  • Economic Capital as a “Common Currency” for Risk
  • Economic Capital in Banks
    • Differences between VaR and Economic Capital
    • What Risks Should be Included when Calculating EC?
    • How Much Capital Is Need to Support the Bank’s Total Risk?
    • How Much Capital Is Needed to Obtain Target Rating?
    • Using Mathematical Modelling for Measuring Economic Capital
  • Economic Capital in other Types of Financial Institutions
    • Calculating “Probability of Ruin”
    • Calculating EC as Amount of Assets Needed to Reduce Probability of Ruin to Acceptable level
  • Tie-In of Economic Capital to Regulatory/Rating Agency Capital
    • Historical Ways of Calculating Solvency Levels
    • New Capital Adequacy Models with Greater Regard to Institutions’ Proprietary Models
    • Case Study: S&P’s Dynamic “FPC” Model
  • Small Exercises

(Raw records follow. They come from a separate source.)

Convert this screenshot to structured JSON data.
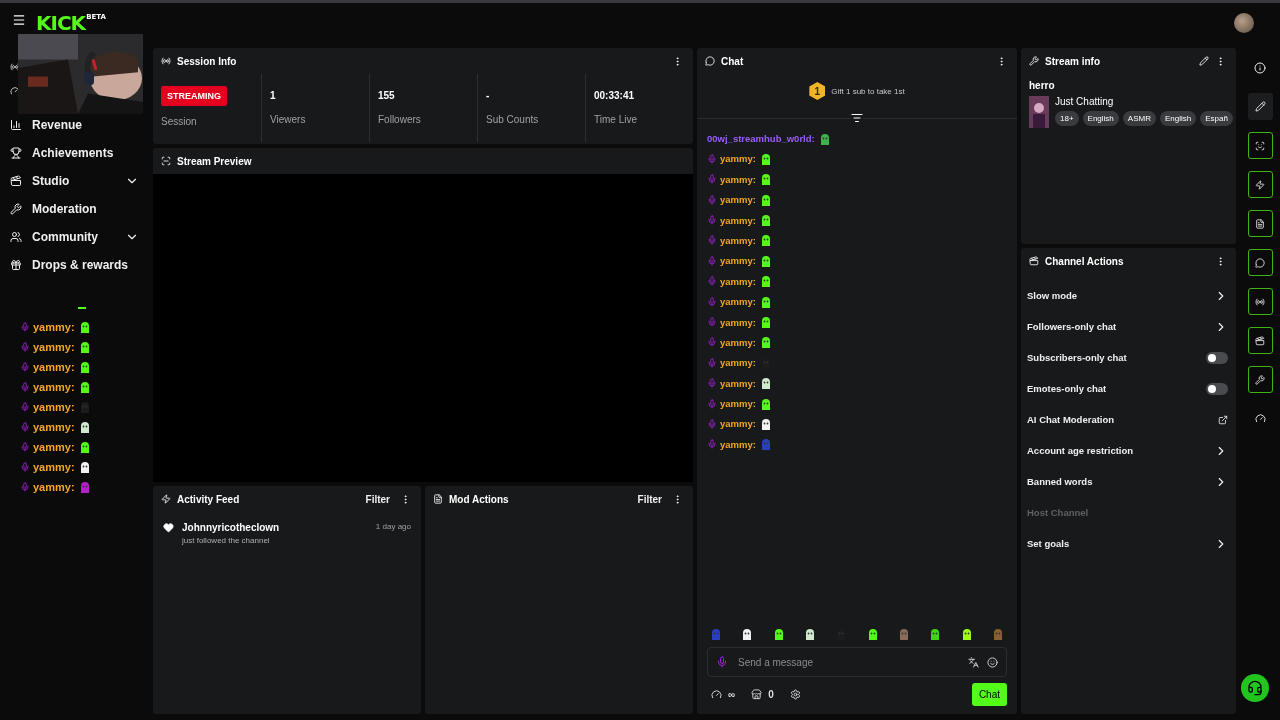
{
  "top_bar": {
    "logo": "KICK",
    "logo_badge": "BETA"
  },
  "sidebar": {
    "items": [
      {
        "label": "Revenue",
        "expandable": false
      },
      {
        "label": "Achievements",
        "expandable": false
      },
      {
        "label": "Studio",
        "expandable": true
      },
      {
        "label": "Moderation",
        "expandable": false
      },
      {
        "label": "Community",
        "expandable": true
      },
      {
        "label": "Drops & rewards",
        "expandable": false
      }
    ]
  },
  "overlay_chat": [
    {
      "user": "yammy:",
      "color": "#53fc18"
    },
    {
      "user": "yammy:",
      "color": "#53fc18"
    },
    {
      "user": "yammy:",
      "color": "#53fc18"
    },
    {
      "user": "yammy:",
      "color": "#53fc18"
    },
    {
      "user": "yammy:",
      "color": "#1c1c1c"
    },
    {
      "user": "yammy:",
      "color": "#cfe8cf"
    },
    {
      "user": "yammy:",
      "color": "#53fc18"
    },
    {
      "user": "yammy:",
      "color": "#f2f2f2"
    },
    {
      "user": "yammy:",
      "color": "#b51fc9"
    }
  ],
  "session_info": {
    "title": "Session Info",
    "stats": [
      {
        "kind": "badge",
        "value": "STREAMING",
        "label": "Session"
      },
      {
        "kind": "number",
        "value": "1",
        "label": "Viewers"
      },
      {
        "kind": "number",
        "value": "155",
        "label": "Followers"
      },
      {
        "kind": "number",
        "value": "-",
        "label": "Sub Counts"
      },
      {
        "kind": "number",
        "value": "00:33:41",
        "label": "Time Live"
      }
    ]
  },
  "stream_preview": {
    "title": "Stream Preview"
  },
  "activity_feed": {
    "title": "Activity Feed",
    "filter": "Filter",
    "items": [
      {
        "user": "Johnnyricotheclown",
        "action": "just followed the channel",
        "time": "1 day ago"
      }
    ]
  },
  "mod_actions": {
    "title": "Mod Actions",
    "filter": "Filter"
  },
  "chat": {
    "title": "Chat",
    "leaderboard": {
      "rank": "1",
      "text": "Gift 1 sub to take 1st"
    },
    "messages": [
      {
        "kind": "plain",
        "user": "00wj_streamhub_w0rld:",
        "color": "#3bb54a"
      },
      {
        "kind": "badged",
        "user": "yammy:",
        "color": "#53fc18"
      },
      {
        "kind": "badged",
        "user": "yammy:",
        "color": "#53fc18"
      },
      {
        "kind": "badged",
        "user": "yammy:",
        "color": "#53fc18"
      },
      {
        "kind": "badged",
        "user": "yammy:",
        "color": "#53fc18"
      },
      {
        "kind": "badged",
        "user": "yammy:",
        "color": "#53fc18"
      },
      {
        "kind": "badged",
        "user": "yammy:",
        "color": "#53fc18"
      },
      {
        "kind": "badged",
        "user": "yammy:",
        "color": "#53fc18"
      },
      {
        "kind": "badged",
        "user": "yammy:",
        "color": "#53fc18"
      },
      {
        "kind": "badged",
        "user": "yammy:",
        "color": "#53fc18"
      },
      {
        "kind": "badged",
        "user": "yammy:",
        "color": "#53fc18"
      },
      {
        "kind": "badged",
        "user": "yammy:",
        "color": "#1c1c1c"
      },
      {
        "kind": "badged",
        "user": "yammy:",
        "color": "#cfe8cf"
      },
      {
        "kind": "badged",
        "user": "yammy:",
        "color": "#53fc18"
      },
      {
        "kind": "badged",
        "user": "yammy:",
        "color": "#f2f2f2"
      },
      {
        "kind": "badged",
        "user": "yammy:",
        "color": "#2a3fc0"
      }
    ],
    "emote_bar": [
      {
        "color": "#2a3fc0"
      },
      {
        "color": "#f2f2f2"
      },
      {
        "color": "#53fc18"
      },
      {
        "color": "#cfe8cf"
      },
      {
        "color": "#1c1c1c"
      },
      {
        "color": "#53fc19"
      },
      {
        "color": "#8a6a5a"
      },
      {
        "color": "#3fd61a"
      },
      {
        "color": "#9cfc18"
      },
      {
        "color": "#8a6030"
      }
    ],
    "input": {
      "placeholder": "Send a message"
    },
    "points": "∞",
    "count": "0",
    "send": "Chat"
  },
  "stream_info": {
    "title": "Stream info",
    "stream_title": "herro",
    "category": "Just Chatting",
    "tags": [
      "18+",
      "English",
      "ASMR",
      "English",
      "Españ"
    ]
  },
  "channel_actions": {
    "title": "Channel Actions",
    "items": [
      {
        "kind": "chevron",
        "label": "Slow mode",
        "disabled": false
      },
      {
        "kind": "chevron",
        "label": "Followers-only chat",
        "disabled": false
      },
      {
        "kind": "toggle",
        "label": "Subscribers-only chat",
        "on": false,
        "disabled": false
      },
      {
        "kind": "toggle",
        "label": "Emotes-only chat",
        "on": false,
        "disabled": false
      },
      {
        "kind": "external",
        "label": "AI Chat Moderation",
        "disabled": false
      },
      {
        "kind": "chevron",
        "label": "Account age restriction",
        "disabled": false
      },
      {
        "kind": "chevron",
        "label": "Banned words",
        "disabled": false
      },
      {
        "kind": "plain",
        "label": "Host Channel",
        "disabled": true
      },
      {
        "kind": "chevron",
        "label": "Set goals",
        "disabled": false
      }
    ]
  }
}
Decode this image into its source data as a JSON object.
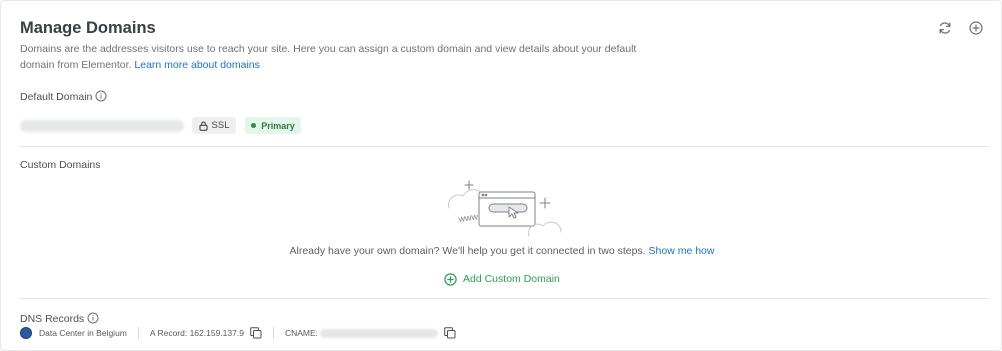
{
  "header": {
    "title": "Manage Domains",
    "description": "Domains are the addresses visitors use to reach your site. Here you can assign a custom domain and view details about your default domain from Elementor.",
    "learn_more": "Learn more about domains",
    "refresh_icon": "refresh-icon",
    "add_icon": "add-circle-icon"
  },
  "default_domain": {
    "label": "Default Domain",
    "ssl_label": "SSL",
    "primary_label": "Primary"
  },
  "custom_domains": {
    "label": "Custom Domains",
    "empty_text": "Already have your own domain? We'll help you get it connected in two steps.",
    "show_me_how": "Show me how",
    "add_label": "Add Custom Domain"
  },
  "dns_records": {
    "label": "DNS Records",
    "data_center": "Data Center in Belgium",
    "a_record": "A Record: 162.159.137.9",
    "cname_label": "CNAME:"
  },
  "colors": {
    "accent_link": "#1a73c9",
    "success_green": "#2e9e56",
    "primary_badge_bg": "#e4f5e9"
  }
}
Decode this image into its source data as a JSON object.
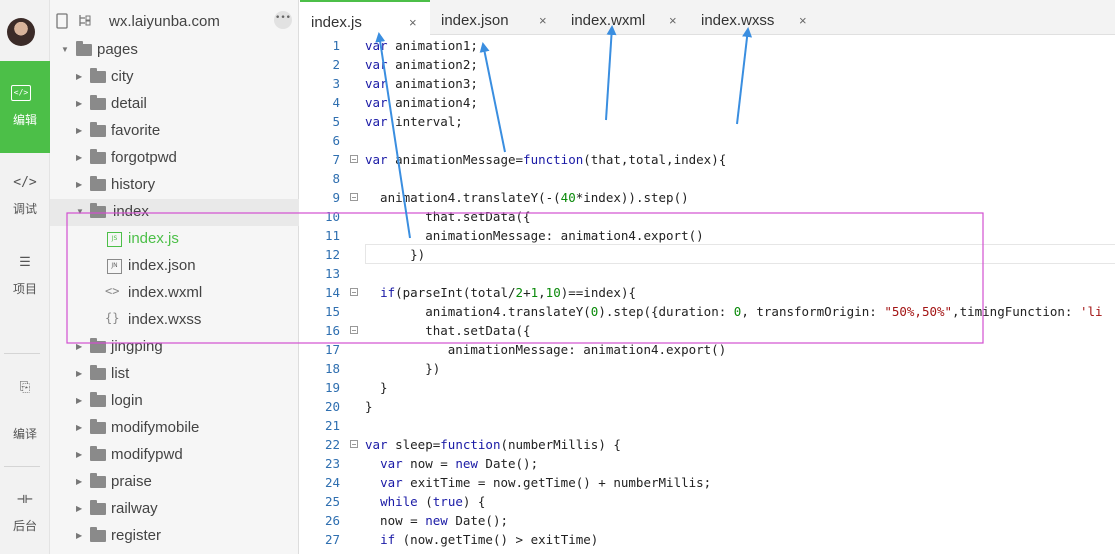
{
  "activity_bar": {
    "items": [
      {
        "label": "编辑",
        "glyph": "</>"
      },
      {
        "label": "调试",
        "glyph": "</>"
      },
      {
        "label": "项目",
        "glyph": "☰"
      },
      {
        "label": "编译",
        "glyph": "⎘"
      },
      {
        "label": "后台",
        "glyph": "⊣⊢"
      }
    ]
  },
  "file_tree": {
    "project_title": "wx.laiyunba.com",
    "more_glyph": "•••",
    "root": "pages",
    "folders_before": [
      "city",
      "detail",
      "favorite",
      "forgotpwd",
      "history"
    ],
    "open_folder": "index",
    "files": [
      {
        "name": "index.js",
        "badge": "JS"
      },
      {
        "name": "index.json",
        "badge": "JN"
      },
      {
        "name": "index.wxml",
        "badge": "<>"
      },
      {
        "name": "index.wxss",
        "badge": "{}"
      }
    ],
    "folders_after": [
      "jingping",
      "list",
      "login",
      "modifymobile",
      "modifypwd",
      "praise",
      "railway",
      "register"
    ]
  },
  "tabs": [
    {
      "name": "index.js",
      "close": "×"
    },
    {
      "name": "index.json",
      "close": "×"
    },
    {
      "name": "index.wxml",
      "close": "×"
    },
    {
      "name": "index.wxss",
      "close": "×"
    }
  ],
  "code_lines": [
    {
      "n": "1",
      "text": "var animation1;"
    },
    {
      "n": "2",
      "text": "var animation2;"
    },
    {
      "n": "3",
      "text": "var animation3;"
    },
    {
      "n": "4",
      "text": "var animation4;"
    },
    {
      "n": "5",
      "text": "var interval;"
    },
    {
      "n": "6",
      "text": ""
    },
    {
      "n": "7",
      "text": "var animationMessage=function(that,total,index){"
    },
    {
      "n": "8",
      "text": ""
    },
    {
      "n": "9",
      "text": "  animation4.translateY(-(40*index)).step()"
    },
    {
      "n": "10",
      "text": "        that.setData({"
    },
    {
      "n": "11",
      "text": "        animationMessage: animation4.export()"
    },
    {
      "n": "12",
      "text": "      })"
    },
    {
      "n": "13",
      "text": ""
    },
    {
      "n": "14",
      "text": "  if(parseInt(total/2+1,10)==index){"
    },
    {
      "n": "15",
      "text": "        animation4.translateY(0).step({duration: 0, transformOrigin: \"50%,50%\",timingFunction: 'li"
    },
    {
      "n": "16",
      "text": "        that.setData({"
    },
    {
      "n": "17",
      "text": "           animationMessage: animation4.export()"
    },
    {
      "n": "18",
      "text": "        })"
    },
    {
      "n": "19",
      "text": "  }"
    },
    {
      "n": "20",
      "text": "}"
    },
    {
      "n": "21",
      "text": ""
    },
    {
      "n": "22",
      "text": "var sleep=function(numberMillis) {"
    },
    {
      "n": "23",
      "text": "  var now = new Date();"
    },
    {
      "n": "24",
      "text": "  var exitTime = now.getTime() + numberMillis;"
    },
    {
      "n": "25",
      "text": "  while (true) {"
    },
    {
      "n": "26",
      "text": "  now = new Date();"
    },
    {
      "n": "27",
      "text": "  if (now.getTime() > exitTime)"
    }
  ],
  "colors": {
    "accent": "#4cbf48",
    "annotation_arrow": "#3a8ee0",
    "highlight_box": "#d24fd0"
  }
}
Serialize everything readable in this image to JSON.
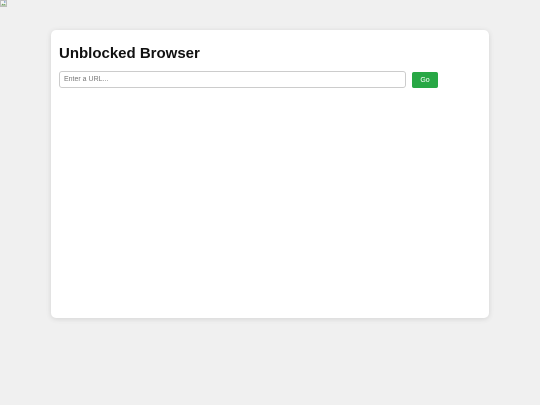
{
  "page": {
    "title": "Unblocked Browser"
  },
  "url_bar": {
    "placeholder": "Enter a URL...",
    "value": ""
  },
  "go_button": {
    "label": "Go"
  },
  "colors": {
    "page_background": "#f0f0f0",
    "card_background": "#ffffff",
    "go_button": "#28a745"
  },
  "icons": {
    "broken_image": "broken-image-icon"
  }
}
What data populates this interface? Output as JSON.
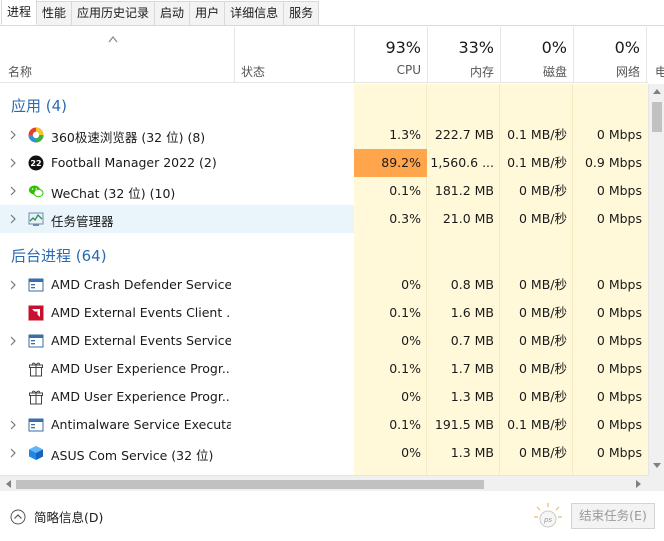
{
  "tabs": [
    {
      "label": "进程",
      "active": true
    },
    {
      "label": "性能"
    },
    {
      "label": "应用历史记录"
    },
    {
      "label": "启动"
    },
    {
      "label": "用户"
    },
    {
      "label": "详细信息"
    },
    {
      "label": "服务"
    }
  ],
  "header": {
    "name_label": "名称",
    "status_label": "状态",
    "cpu": {
      "pct": "93%",
      "label": "CPU"
    },
    "memory": {
      "pct": "33%",
      "label": "内存"
    },
    "disk": {
      "pct": "0%",
      "label": "磁盘"
    },
    "network": {
      "pct": "0%",
      "label": "网络"
    },
    "power_label": "电"
  },
  "groups": {
    "apps": "应用 (4)",
    "background": "后台进程 (64)"
  },
  "apps": [
    {
      "icon": "360-browser-icon",
      "name": "360极速浏览器 (32 位) (8)",
      "cpu": "1.3%",
      "mem": "222.7 MB",
      "disk": "0.1 MB/秒",
      "net": "0 Mbps"
    },
    {
      "icon": "football-manager-icon",
      "name": "Football Manager 2022 (2)",
      "cpu": "89.2%",
      "mem": "1,560.6 ...",
      "disk": "0.1 MB/秒",
      "net": "0.9 Mbps"
    },
    {
      "icon": "wechat-icon",
      "name": "WeChat (32 位) (10)",
      "cpu": "0.1%",
      "mem": "181.2 MB",
      "disk": "0 MB/秒",
      "net": "0 Mbps"
    },
    {
      "icon": "task-manager-icon",
      "name": "任务管理器",
      "cpu": "0.3%",
      "mem": "21.0 MB",
      "disk": "0 MB/秒",
      "net": "0 Mbps"
    }
  ],
  "background": [
    {
      "icon": "service-window-icon",
      "name": "AMD Crash Defender Service",
      "cpu": "0%",
      "mem": "0.8 MB",
      "disk": "0 MB/秒",
      "net": "0 Mbps"
    },
    {
      "icon": "amd-logo-icon",
      "name": "AMD External Events Client ...",
      "cpu": "0.1%",
      "mem": "1.6 MB",
      "disk": "0 MB/秒",
      "net": "0 Mbps"
    },
    {
      "icon": "service-window-icon",
      "name": "AMD External Events Service ...",
      "cpu": "0%",
      "mem": "0.7 MB",
      "disk": "0 MB/秒",
      "net": "0 Mbps"
    },
    {
      "icon": "gift-box-icon",
      "name": "AMD User Experience Progr...",
      "cpu": "0.1%",
      "mem": "1.7 MB",
      "disk": "0 MB/秒",
      "net": "0 Mbps"
    },
    {
      "icon": "gift-box-icon",
      "name": "AMD User Experience Progr...",
      "cpu": "0%",
      "mem": "1.3 MB",
      "disk": "0 MB/秒",
      "net": "0 Mbps"
    },
    {
      "icon": "service-window-icon",
      "name": "Antimalware Service Executa...",
      "cpu": "0.1%",
      "mem": "191.5 MB",
      "disk": "0.1 MB/秒",
      "net": "0 Mbps"
    },
    {
      "icon": "asus-cube-icon",
      "name": "ASUS Com Service (32 位)",
      "cpu": "0%",
      "mem": "1.3 MB",
      "disk": "0 MB/秒",
      "net": "0 Mbps"
    }
  ],
  "footer": {
    "fewer_details": "简略信息(D)",
    "end_task": "结束任务(E)"
  },
  "colors": {
    "accent": "#2b6ab3",
    "heat_low": "#fff8d9",
    "heat_high": "#ffa64d",
    "selected": "#eaf4fb"
  }
}
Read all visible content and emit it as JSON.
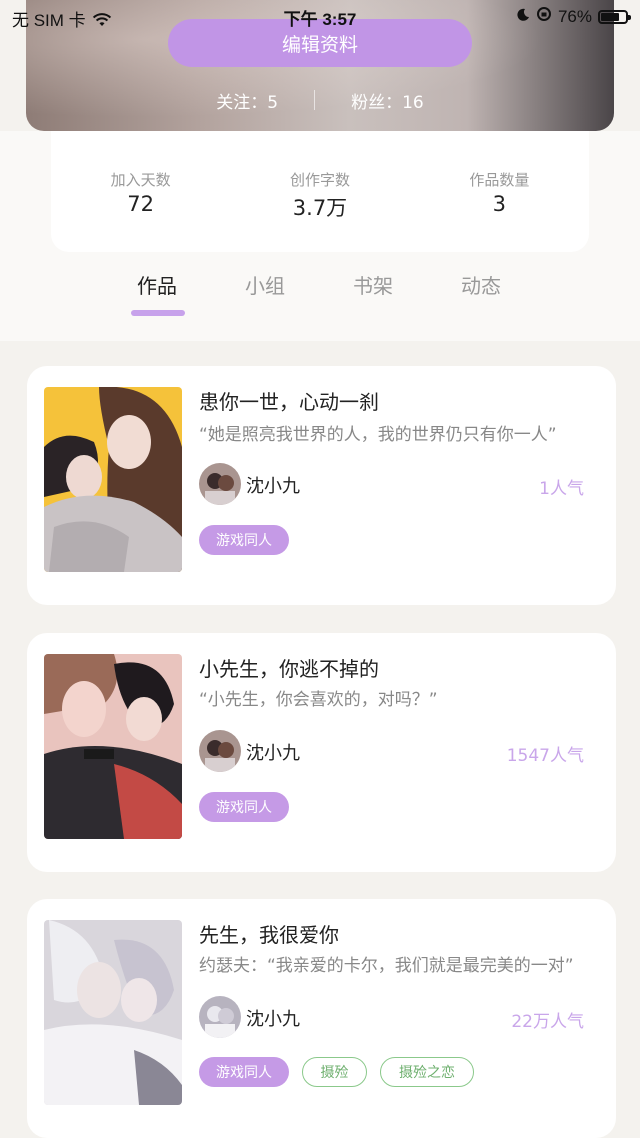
{
  "status_bar": {
    "carrier": "无 SIM 卡",
    "time": "下午 3:57",
    "battery": "76%",
    "battery_level": 0.76
  },
  "profile": {
    "edit_label": "编辑资料",
    "following": "关注：5",
    "followers": "粉丝：16"
  },
  "stats": [
    {
      "label": "加入天数",
      "value": "72"
    },
    {
      "label": "创作字数",
      "value": "3.7万"
    },
    {
      "label": "作品数量",
      "value": "3"
    }
  ],
  "tabs": [
    {
      "label": "作品",
      "active": true
    },
    {
      "label": "小组",
      "active": false
    },
    {
      "label": "书架",
      "active": false
    },
    {
      "label": "动态",
      "active": false
    }
  ],
  "works": [
    {
      "title": "患你一世，心动一刹",
      "desc": "“她是照亮我世界的人，我的世界仍只有你一人”",
      "author": "沈小九",
      "popularity": "1人气",
      "tags": [
        "游戏同人"
      ]
    },
    {
      "title": "小先生，你逃不掉的",
      "desc": "“小先生，你会喜欢的，对吗？”",
      "author": "沈小九",
      "popularity": "1547人气",
      "tags": [
        "游戏同人"
      ]
    },
    {
      "title": "先生，我很爱你",
      "desc": "约瑟夫：“我亲爱的卡尔，我们就是最完美的一对”",
      "author": "沈小九",
      "popularity": "22万人气",
      "tags": [
        "游戏同人",
        "摄殓",
        "摄殓之恋"
      ]
    }
  ],
  "colors": {
    "accent": "#c195e6",
    "popularity": "#c9a6ea",
    "tag_green": "#6fb06f"
  }
}
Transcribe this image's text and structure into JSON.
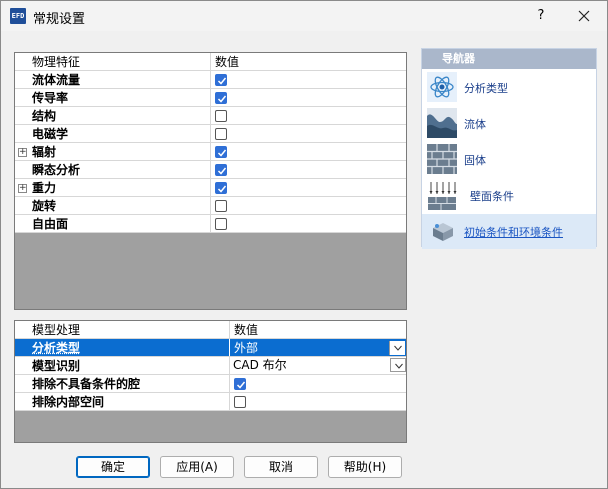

Day Two

09.00 - 09.15 Brief recap

09.15 - 12.00 Capital Allocation and Risk Adjusted Performance Measurement

  • Allocating Capital Across Business Units
    • Making Risk-Return Profiles Comparable Across Business Lines
    • Estimating How Much Risk Each Business Unit Contributes to the Institutions’ Total Risk
    • Determining Major Sources of Concentration and Diversification
    • Deciding Who Gets the Diversification Benefits
    • Deriving Appropriate Limits for All Risks and Business Lines
  • Measuring and Evaluating Risk-Adjusted Performance
    • The Origins of Risk-Adjusted Performance Measures
    • From RORAC via RARORAC to RAROC
    • Are Business Units Creating or Destroying Value?
    • Case Study: Measuring RAROC in “NoHope Bank”
  • Risk Pricing
    • Measuring the Market Price of Risk
    • Risk-Adjusted Loan Pricing
    • How a Portfolio-Based Approach to Loan Pricing Can Lead to Competitive Advantages
  • Small Exercises

12.00 - 13.00 Lunch

13.00 - 16.00  Implementing a Risk Capital Allocation System

  • The Internal Capital Adequacy Assessment Process (ICAAP)
  • Setting Strategic Risk and Earnings Targets
    • Which Risks to Take, Which Risks to Hedge/Transfer?
    • What Price to Charge for Bearing Risks?
  • Integrating Regulatory and Economic Capital Models into an Overall Framework
  • Using EC Planning to Realize Benefits Beyond Basel II/Solvency II
  • Aligning The Incentives System with the Institution’s Risk and Earnings Targets
  • Developing an Organizational Risk Culture
    • Providing Guidance to Advance the Use of a More Corporate and Systematic Approach to Risk Management;
    • Building a “Risk-Smart” Workforce
    • Creating an Environment that Allows for Innovation and Responsible Risk Taking
  • Some Practical Issues
    • Obtaining Internal and External Data
    • Data Cleaning, Data Warehousing and Data Processing
    • Risk Control and Reporting
    • Implementing and Testing Controls

Summary, Evaluation and Termination of the Seminar